Entries taken from a collection:
:::::
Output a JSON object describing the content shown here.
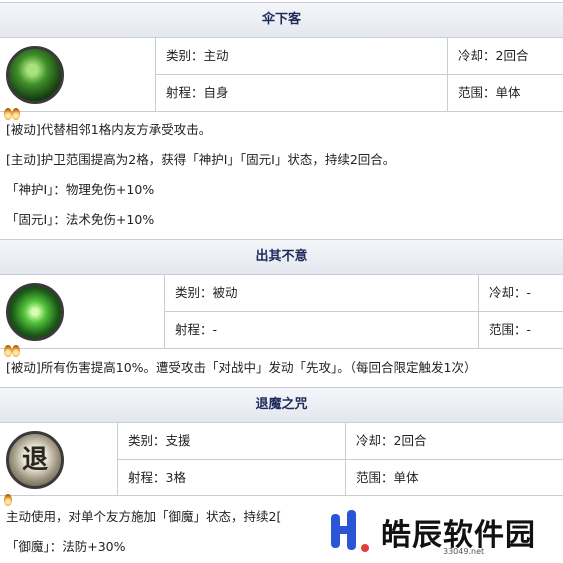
{
  "skills": [
    {
      "name": "伞下客",
      "type_label": "类别：主动",
      "cooldown_label": "冷却：2回合",
      "range_label": "射程：自身",
      "area_label": "范围：单体",
      "icon": "green-dragon-skill-icon",
      "desc": [
        "[被动]代替相邻1格内友方承受攻击。",
        "[主动]护卫范围提高为2格，获得「神护Ⅰ」「固元Ⅰ」状态，持续2回合。",
        "「神护Ⅰ」：物理免伤+10%",
        "「固元Ⅰ」：法术免伤+10%"
      ]
    },
    {
      "name": "出其不意",
      "type_label": "类别：被动",
      "cooldown_label": "冷却：-",
      "range_label": "射程：-",
      "area_label": "范围：-",
      "icon": "green-vortex-skill-icon",
      "desc": [
        "[被动]所有伤害提高10%。遭受攻击「对战中」发动「先攻」。（每回合限定触发1次）"
      ]
    },
    {
      "name": "退魔之咒",
      "type_label": "类别：支援",
      "cooldown_label": "冷却：2回合",
      "range_label": "射程：3格",
      "area_label": "范围：单体",
      "icon": "seal-character-skill-icon",
      "icon_glyph": "退",
      "desc": [
        "主动使用，对单个友方施加「御魔」状态，持续2[",
        "「御魔」：法防+30%"
      ]
    }
  ],
  "watermark": {
    "text": "皓辰软件园",
    "url": "33049.net"
  },
  "colors": {
    "header_text": "#1f2a5a",
    "header_bg": "#e4e7ef",
    "border": "#c9ccd4",
    "watermark_blue": "#2a56d6"
  }
}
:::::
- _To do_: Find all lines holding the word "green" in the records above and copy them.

- _Response to this exercise_:
      "icon": "green-dragon-skill-icon",
      "icon": "green-vortex-skill-icon",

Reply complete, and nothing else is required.